Letting people experience the consequences of their actions is the loving thing to do. Rescuing people interferes with the lesson plan in the classroom we call life.
Sarah wishes she would have had that valuable piece of information when her son, Colby, was a toddler. But today he’s 22, and she’s paying a hefty price for habitually sheltering him throughout the years.
Colby is notorious for mismanaging money, and Sarah is equally notorious for bailing him out. He always promises to pay her back but fails to deliver. Invariably, Sarah seethes with resentment over having her trust betrayed. And as for Colby, he doesn’t grow up.
Instead of learning from his mistakes, Colby repeats them. For example, he has wrecked more than one vehicle, resulting in costly repairs. But he doesn’t pay for the damages—Sarah does. So by escaping the full brunt of his reckless driving, he misses out on the lesson.
When she’s not rescuing him financially, she begrudgingly assumes other responsibilities that should fall squarely in Colby’s lap. These include doing his laundry, cleaning up after him, balancing his checkbook, setting and reminding him of his appointments.
“I’m disappointed in him,” she said. “It took me a long time to admit that to myself.”
Who he is today doesn’t match the dreams she’s carried around in her head and heart. “I have trouble saying this,” she continued, “but I just don’t respect him, and I don’t like the person he’s turned out to be.”
She described his most disturbing personality traits: “He’s rude, self-absorbed and insensitive. He doesn’t care who he hurts. He has a nasty mouth and a nasty temper. He can’t hold a steady job. If he gets annoyed with someone at work, even his boss, he blows up and either gets fired or quits. He uses people, including his best friends.”
There are exceptions, Sarah noted. “He’s nice when he wants something,” she said.
Tired of having “sucker” stamped on her forehead, Sarah sought my advice. I asked her why she continues to overindulge him. “I would feel guilty turning my back on him,” she said. “And no matter what he does, I should love him unconditionally.”
So if Sarah stopped bailing him out, she would equate such action with being hurtful and neglectful.
I told her that letting someone struggle isn’t the same as neglect, and unconditional love isn’t about unconditional tolerance. I can love someone deeply, but this doesn’t mean I ought to tolerate their appalling behavior. Overlooking or accepting such behavior isn’t love. It’s neglect.
In its purest form, love is focused on what’s best for the other person at his or her core level. What’s best for the eight-year-old boy who approaches his parents with a long list of toys he wants? What will further his personal development most? Getting everything on his list or learning the hard lessons of discreet spending, coping with disappointment and facing denied requests? Character-building involves learning how to earn and manage money. It entails grappling with life’s difficulties, including those we create for ourselves.
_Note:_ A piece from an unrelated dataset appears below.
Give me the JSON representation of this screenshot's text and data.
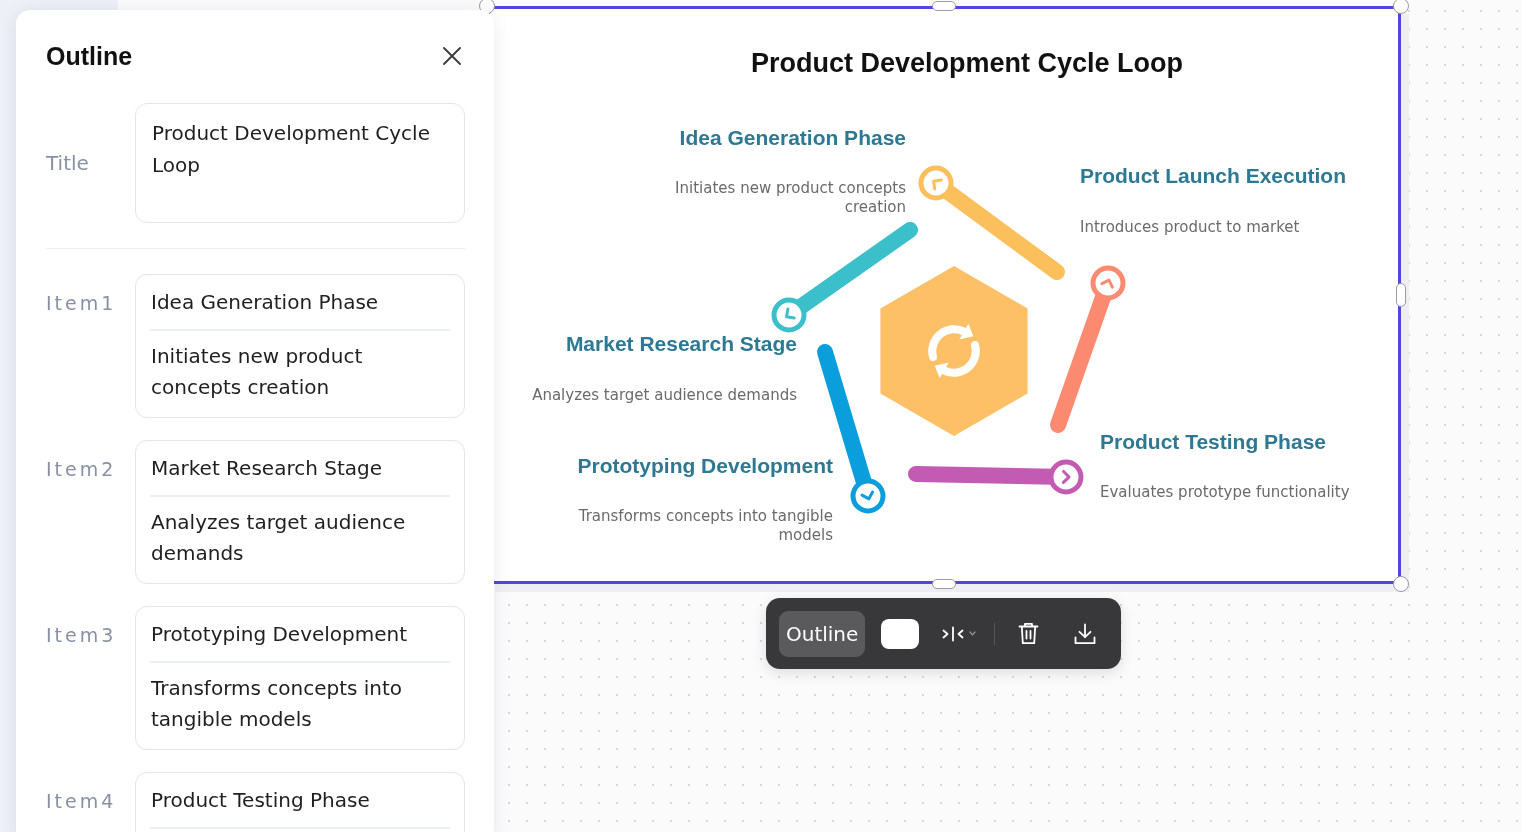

Another vital aspect of the maturation process is social development. Colby’s an unabashed taker and is puffed up with his own self-importance. In contrast, others are completely insignificant. Consequently, respect and cooperation are foreign concepts to him.
The advice I gave Sarah was simple.
“Stop making things cushy for Colby.”
“So, I hear you saying I have to let him fall?” she asked, giving me a look of disbelief.
“Actually, yes,” I replied. “That would be the first step toward helping him.”
I shared with her a bit of wisdom from a former high school football coach, Don Armstrong:
“It’s so empowering when we love people enough to let them fail.”
I emphasized that to love her son in the truest sense, she must always ask herself what’s best for his character. It boils down to this question: “Sarah, how is doing his laundry hurting him at his core?”
She smiled . . . getting it.
In essence, I told her to stop doing his laundry for him, and quit doing everything else he should be doing for himself. Doing those things doesn’t teach him the lesson of personal responsibility. It just reinforces his self-centeredness, his sense of entitlement and his inflated expectations of how the world ought to treat him.
A few years back I learned of a father who parented his children with this guiding philosophy: “You won’t respect me for what I let you do. You’ll respect me for how I teach you to live.”
He nailed it.
Names are changed to honor client confidentiality.
(c) Salee Reese 2016